Supplied material section start
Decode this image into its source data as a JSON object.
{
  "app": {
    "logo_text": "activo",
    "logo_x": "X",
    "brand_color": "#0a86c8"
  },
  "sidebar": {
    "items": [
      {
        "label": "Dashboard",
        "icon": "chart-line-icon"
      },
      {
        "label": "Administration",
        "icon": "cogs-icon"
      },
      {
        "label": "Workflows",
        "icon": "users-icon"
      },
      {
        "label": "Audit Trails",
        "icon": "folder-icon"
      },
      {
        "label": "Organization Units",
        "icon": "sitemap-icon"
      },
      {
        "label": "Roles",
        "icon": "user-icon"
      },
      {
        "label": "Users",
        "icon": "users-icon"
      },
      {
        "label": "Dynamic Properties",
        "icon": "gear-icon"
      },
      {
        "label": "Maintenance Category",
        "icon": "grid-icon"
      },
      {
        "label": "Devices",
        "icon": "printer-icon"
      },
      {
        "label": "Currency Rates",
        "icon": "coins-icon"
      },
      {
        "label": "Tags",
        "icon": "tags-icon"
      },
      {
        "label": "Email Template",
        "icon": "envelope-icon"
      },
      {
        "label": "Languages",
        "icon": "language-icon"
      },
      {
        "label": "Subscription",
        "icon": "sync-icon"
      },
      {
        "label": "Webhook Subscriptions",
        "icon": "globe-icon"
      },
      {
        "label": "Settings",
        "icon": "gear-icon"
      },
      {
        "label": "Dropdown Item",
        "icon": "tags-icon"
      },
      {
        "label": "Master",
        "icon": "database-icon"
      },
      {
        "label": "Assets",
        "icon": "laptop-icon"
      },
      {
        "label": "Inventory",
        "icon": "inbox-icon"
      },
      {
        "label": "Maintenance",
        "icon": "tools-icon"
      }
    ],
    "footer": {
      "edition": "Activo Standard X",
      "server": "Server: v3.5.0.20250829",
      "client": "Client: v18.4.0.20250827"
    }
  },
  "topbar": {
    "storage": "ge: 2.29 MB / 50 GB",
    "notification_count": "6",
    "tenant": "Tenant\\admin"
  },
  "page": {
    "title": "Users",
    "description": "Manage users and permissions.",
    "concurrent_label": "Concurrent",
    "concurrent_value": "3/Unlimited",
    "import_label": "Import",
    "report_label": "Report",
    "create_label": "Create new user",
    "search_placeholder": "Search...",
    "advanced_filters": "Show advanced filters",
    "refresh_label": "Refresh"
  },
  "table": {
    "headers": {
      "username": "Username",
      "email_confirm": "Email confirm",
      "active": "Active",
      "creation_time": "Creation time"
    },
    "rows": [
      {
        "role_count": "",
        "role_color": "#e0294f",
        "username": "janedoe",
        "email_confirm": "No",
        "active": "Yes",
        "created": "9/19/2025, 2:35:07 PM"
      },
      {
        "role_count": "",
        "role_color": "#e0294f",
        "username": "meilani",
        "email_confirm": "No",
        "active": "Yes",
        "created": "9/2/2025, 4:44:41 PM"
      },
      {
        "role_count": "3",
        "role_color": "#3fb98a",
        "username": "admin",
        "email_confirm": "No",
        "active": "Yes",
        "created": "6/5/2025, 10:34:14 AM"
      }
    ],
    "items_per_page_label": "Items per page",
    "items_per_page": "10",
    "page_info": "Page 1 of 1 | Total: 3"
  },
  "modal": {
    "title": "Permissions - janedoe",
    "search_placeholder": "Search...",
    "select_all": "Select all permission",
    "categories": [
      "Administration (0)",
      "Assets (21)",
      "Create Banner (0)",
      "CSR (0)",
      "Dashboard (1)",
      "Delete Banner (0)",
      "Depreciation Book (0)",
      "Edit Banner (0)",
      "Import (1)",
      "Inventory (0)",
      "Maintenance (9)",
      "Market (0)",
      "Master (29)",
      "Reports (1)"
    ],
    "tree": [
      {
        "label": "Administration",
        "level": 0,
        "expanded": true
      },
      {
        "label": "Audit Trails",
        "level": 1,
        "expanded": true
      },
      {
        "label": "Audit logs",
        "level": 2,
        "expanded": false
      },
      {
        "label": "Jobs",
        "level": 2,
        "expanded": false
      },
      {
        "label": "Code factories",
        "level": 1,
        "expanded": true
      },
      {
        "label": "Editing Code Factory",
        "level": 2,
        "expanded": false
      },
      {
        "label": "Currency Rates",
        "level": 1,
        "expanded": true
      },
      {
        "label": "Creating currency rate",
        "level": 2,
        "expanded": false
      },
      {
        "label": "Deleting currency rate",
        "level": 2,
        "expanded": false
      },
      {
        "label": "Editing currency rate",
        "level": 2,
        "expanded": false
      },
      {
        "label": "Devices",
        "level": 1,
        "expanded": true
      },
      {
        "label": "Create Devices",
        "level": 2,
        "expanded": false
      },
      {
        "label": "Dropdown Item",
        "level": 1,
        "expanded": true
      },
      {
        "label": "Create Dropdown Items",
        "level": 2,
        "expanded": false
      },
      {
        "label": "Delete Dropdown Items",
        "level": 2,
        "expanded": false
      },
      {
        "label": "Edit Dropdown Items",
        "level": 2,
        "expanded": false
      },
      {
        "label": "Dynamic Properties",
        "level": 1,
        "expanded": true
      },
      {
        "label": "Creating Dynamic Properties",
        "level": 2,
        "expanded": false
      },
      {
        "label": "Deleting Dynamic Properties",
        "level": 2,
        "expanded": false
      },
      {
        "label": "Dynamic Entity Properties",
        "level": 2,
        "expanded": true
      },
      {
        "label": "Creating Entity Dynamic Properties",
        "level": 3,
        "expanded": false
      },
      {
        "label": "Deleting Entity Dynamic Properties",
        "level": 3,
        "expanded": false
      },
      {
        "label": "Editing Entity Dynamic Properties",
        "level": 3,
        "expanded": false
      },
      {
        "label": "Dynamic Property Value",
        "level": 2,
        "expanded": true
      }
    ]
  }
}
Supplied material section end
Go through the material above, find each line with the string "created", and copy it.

- Result of the exercise:
        "created": "9/19/2025, 2:35:07 PM"
        "created": "9/2/2025, 4:44:41 PM"
        "created": "6/5/2025, 10:34:14 AM"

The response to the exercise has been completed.